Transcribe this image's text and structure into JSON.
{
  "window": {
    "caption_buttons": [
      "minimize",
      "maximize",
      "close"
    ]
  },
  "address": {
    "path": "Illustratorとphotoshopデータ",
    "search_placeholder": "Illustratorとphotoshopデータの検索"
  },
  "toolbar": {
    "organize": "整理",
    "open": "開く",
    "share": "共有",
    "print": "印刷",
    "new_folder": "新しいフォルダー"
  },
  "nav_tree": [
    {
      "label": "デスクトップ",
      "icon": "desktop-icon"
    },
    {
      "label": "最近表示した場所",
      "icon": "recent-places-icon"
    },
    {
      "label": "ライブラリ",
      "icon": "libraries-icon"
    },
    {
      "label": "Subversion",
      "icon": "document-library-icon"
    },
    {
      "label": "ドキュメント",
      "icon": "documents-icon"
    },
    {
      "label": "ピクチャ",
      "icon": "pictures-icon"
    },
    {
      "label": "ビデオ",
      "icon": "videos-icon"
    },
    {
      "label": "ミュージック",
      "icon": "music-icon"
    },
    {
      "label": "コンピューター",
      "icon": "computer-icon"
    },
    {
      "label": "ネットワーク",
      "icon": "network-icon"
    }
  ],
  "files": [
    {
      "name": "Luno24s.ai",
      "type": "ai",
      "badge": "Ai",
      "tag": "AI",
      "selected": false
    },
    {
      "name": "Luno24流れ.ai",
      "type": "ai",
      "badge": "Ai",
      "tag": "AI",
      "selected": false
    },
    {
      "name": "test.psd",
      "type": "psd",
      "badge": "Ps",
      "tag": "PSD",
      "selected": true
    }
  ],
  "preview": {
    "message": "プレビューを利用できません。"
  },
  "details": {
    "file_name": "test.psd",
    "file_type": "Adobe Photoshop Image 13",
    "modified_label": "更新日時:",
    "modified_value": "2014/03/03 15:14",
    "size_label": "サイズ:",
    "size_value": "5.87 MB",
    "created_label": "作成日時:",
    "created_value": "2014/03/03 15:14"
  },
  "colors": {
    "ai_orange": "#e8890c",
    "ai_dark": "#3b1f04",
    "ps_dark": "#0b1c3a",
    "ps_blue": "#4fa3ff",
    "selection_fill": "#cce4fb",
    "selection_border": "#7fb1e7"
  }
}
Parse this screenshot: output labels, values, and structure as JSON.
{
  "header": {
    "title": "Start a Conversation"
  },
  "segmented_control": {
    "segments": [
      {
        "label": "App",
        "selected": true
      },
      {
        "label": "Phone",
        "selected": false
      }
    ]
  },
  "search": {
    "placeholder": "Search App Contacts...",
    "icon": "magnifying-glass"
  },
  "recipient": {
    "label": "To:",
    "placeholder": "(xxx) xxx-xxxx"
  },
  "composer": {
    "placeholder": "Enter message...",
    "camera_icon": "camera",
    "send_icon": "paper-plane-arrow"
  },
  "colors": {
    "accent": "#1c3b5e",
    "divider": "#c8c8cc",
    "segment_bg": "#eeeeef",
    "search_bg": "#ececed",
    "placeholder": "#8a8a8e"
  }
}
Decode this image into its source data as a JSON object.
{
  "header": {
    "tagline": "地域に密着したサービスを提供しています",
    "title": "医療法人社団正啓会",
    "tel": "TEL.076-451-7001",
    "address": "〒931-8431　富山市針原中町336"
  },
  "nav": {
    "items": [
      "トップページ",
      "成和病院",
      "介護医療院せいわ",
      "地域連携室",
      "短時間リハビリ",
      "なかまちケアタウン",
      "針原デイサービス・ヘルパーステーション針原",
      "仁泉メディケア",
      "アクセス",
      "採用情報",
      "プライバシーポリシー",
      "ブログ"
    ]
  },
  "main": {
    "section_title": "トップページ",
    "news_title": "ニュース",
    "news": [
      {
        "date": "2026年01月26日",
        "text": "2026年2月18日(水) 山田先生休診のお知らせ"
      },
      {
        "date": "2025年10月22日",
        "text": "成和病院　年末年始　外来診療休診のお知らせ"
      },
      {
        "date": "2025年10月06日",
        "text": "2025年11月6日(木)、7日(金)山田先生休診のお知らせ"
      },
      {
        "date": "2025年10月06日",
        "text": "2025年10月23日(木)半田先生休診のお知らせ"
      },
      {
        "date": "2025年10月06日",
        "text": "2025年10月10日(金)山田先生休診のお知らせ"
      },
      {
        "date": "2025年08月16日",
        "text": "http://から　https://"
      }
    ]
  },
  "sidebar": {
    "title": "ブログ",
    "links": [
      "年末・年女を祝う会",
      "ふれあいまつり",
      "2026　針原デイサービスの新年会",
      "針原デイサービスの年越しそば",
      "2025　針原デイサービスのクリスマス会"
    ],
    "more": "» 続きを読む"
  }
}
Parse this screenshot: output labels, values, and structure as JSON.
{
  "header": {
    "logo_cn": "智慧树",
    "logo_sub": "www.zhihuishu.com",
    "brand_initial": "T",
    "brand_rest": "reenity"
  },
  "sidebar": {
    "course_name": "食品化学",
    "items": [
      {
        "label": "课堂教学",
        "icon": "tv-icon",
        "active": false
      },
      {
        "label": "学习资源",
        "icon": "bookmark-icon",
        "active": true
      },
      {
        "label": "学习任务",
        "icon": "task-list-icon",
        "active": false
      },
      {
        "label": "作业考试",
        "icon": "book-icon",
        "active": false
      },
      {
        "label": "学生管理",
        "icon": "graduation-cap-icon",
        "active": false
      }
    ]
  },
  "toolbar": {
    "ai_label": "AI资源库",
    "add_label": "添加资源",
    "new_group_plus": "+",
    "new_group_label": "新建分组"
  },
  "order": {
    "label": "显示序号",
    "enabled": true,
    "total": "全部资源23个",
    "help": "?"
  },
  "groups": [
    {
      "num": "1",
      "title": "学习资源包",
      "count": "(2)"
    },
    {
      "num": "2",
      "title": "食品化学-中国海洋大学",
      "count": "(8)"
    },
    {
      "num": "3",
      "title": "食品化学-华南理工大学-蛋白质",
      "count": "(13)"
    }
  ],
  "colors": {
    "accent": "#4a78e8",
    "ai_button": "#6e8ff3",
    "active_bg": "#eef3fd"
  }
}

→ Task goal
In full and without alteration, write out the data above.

→ Answer to this problem
Transcribe this image's text and structure into JSON.
{
  "window": {
    "caption_buttons": [
      "minimize",
      "maximize",
      "close"
    ]
  },
  "address": {
    "path": "Illustratorとphotoshopデータ",
    "search_placeholder": "Illustratorとphotoshopデータの検索"
  },
  "toolbar": {
    "organize": "整理",
    "open": "開く",
    "share": "共有",
    "print": "印刷",
    "new_folder": "新しいフォルダー"
  },
  "nav_tree": [
    {
      "label": "デスクトップ",
      "icon": "desktop-icon"
    },
    {
      "label": "最近表示した場所",
      "icon": "recent-places-icon"
    },
    {
      "label": "ライブラリ",
      "icon": "libraries-icon"
    },
    {
      "label": "Subversion",
      "icon": "document-library-icon"
    },
    {
      "label": "ドキュメント",
      "icon": "documents-icon"
    },
    {
      "label": "ピクチャ",
      "icon": "pictures-icon"
    },
    {
      "label": "ビデオ",
      "icon": "videos-icon"
    },
    {
      "label": "ミュージック",
      "icon": "music-icon"
    },
    {
      "label": "コンピューター",
      "icon": "computer-icon"
    },
    {
      "label": "ネットワーク",
      "icon": "network-icon"
    }
  ],
  "files": [
    {
      "name": "Luno24s.ai",
      "type": "ai",
      "badge": "Ai",
      "tag": "AI",
      "selected": false
    },
    {
      "name": "Luno24流れ.ai",
      "type": "ai",
      "badge": "Ai",
      "tag": "AI",
      "selected": false
    },
    {
      "name": "test.psd",
      "type": "psd",
      "badge": "Ps",
      "tag": "PSD",
      "selected": true
    }
  ],
  "preview": {
    "message": "プレビューを利用できません。"
  },
  "details": {
    "file_name": "test.psd",
    "file_type": "Adobe Photoshop Image 13",
    "modified_label": "更新日時:",
    "modified_value": "2014/03/03 15:14",
    "size_label": "サイズ:",
    "size_value": "5.87 MB",
    "created_label": "作成日時:",
    "created_value": "2014/03/03 15:14"
  },
  "colors": {
    "ai_orange": "#e8890c",
    "ai_dark": "#3b1f04",
    "ps_dark": "#0b1c3a",
    "ps_blue": "#4fa3ff",
    "selection_fill": "#cce4fb",
    "selection_border": "#7fb1e7"
  }
}
Parse this screenshot: output labels, values, and structure as JSON.
{
  "header": {
    "title": "Start a Conversation"
  },
  "segmented_control": {
    "segments": [
      {
        "label": "App",
        "selected": true
      },
      {
        "label": "Phone",
        "selected": false
      }
    ]
  },
  "search": {
    "placeholder": "Search App Contacts...",
    "icon": "magnifying-glass"
  },
  "recipient": {
    "label": "To:",
    "placeholder": "(xxx) xxx-xxxx"
  },
  "composer": {
    "placeholder": "Enter message...",
    "camera_icon": "camera",
    "send_icon": "paper-plane-arrow"
  },
  "colors": {
    "accent": "#1c3b5e",
    "divider": "#c8c8cc",
    "segment_bg": "#eeeeef",
    "search_bg": "#ececed",
    "placeholder": "#8a8a8e"
  }
}
Decode this image into its source data as a JSON object.
{
  "header": {
    "tagline": "地域に密着したサービスを提供しています",
    "title": "医療法人社団正啓会",
    "tel": "TEL.076-451-7001",
    "address": "〒931-8431　富山市針原中町336"
  },
  "nav": {
    "items": [
      "トップページ",
      "成和病院",
      "介護医療院せいわ",
      "地域連携室",
      "短時間リハビリ",
      "なかまちケアタウン",
      "針原デイサービス・ヘルパーステーション針原",
      "仁泉メディケア",
      "アクセス",
      "採用情報",
      "プライバシーポリシー",
      "ブログ"
    ]
  },
  "main": {
    "section_title": "トップページ",
    "news_title": "ニュース",
    "news": [
      {
        "date": "2026年01月26日",
        "text": "2026年2月18日(水) 山田先生休診のお知らせ"
      },
      {
        "date": "2025年10月22日",
        "text": "成和病院　年末年始　外来診療休診のお知らせ"
      },
      {
        "date": "2025年10月06日",
        "text": "2025年11月6日(木)、7日(金)山田先生休診のお知らせ"
      },
      {
        "date": "2025年10月06日",
        "text": "2025年10月23日(木)半田先生休診のお知らせ"
      },
      {
        "date": "2025年10月06日",
        "text": "2025年10月10日(金)山田先生休診のお知らせ"
      },
      {
        "date": "2025年08月16日",
        "text": "http://から　https://"
      }
    ]
  },
  "sidebar": {
    "title": "ブログ",
    "links": [
      "年末・年女を祝う会",
      "ふれあいまつり",
      "2026　針原デイサービスの新年会",
      "針原デイサービスの年越しそば",
      "2025　針原デイサービスのクリスマス会"
    ],
    "more": "» 続きを読む"
  }
}
Parse this screenshot: output labels, values, and structure as JSON.
{
  "header": {
    "logo_cn": "智慧树",
    "logo_sub": "www.zhihuishu.com",
    "brand_initial": "T",
    "brand_rest": "reenity"
  },
  "sidebar": {
    "course_name": "食品化学",
    "items": [
      {
        "label": "课堂教学",
        "icon": "tv-icon",
        "active": false
      },
      {
        "label": "学习资源",
        "icon": "bookmark-icon",
        "active": true
      },
      {
        "label": "学习任务",
        "icon": "task-list-icon",
        "active": false
      },
      {
        "label": "作业考试",
        "icon": "book-icon",
        "active": false
      },
      {
        "label": "学生管理",
        "icon": "graduation-cap-icon",
        "active": false
      }
    ]
  },
  "toolbar": {
    "ai_label": "AI资源库",
    "add_label": "添加资源",
    "new_group_plus": "+",
    "new_group_label": "新建分组"
  },
  "order": {
    "label": "显示序号",
    "enabled": true,
    "total": "全部资源23个",
    "help": "?"
  },
  "groups": [
    {
      "num": "1",
      "title": "学习资源包",
      "count": "(2)"
    },
    {
      "num": "2",
      "title": "食品化学-中国海洋大学",
      "count": "(8)"
    },
    {
      "num": "3",
      "title": "食品化学-华南理工大学-蛋白质",
      "count": "(13)"
    }
  ],
  "colors": {
    "accent": "#4a78e8",
    "ai_button": "#6e8ff3",
    "active_bg": "#eef3fd"
  }
}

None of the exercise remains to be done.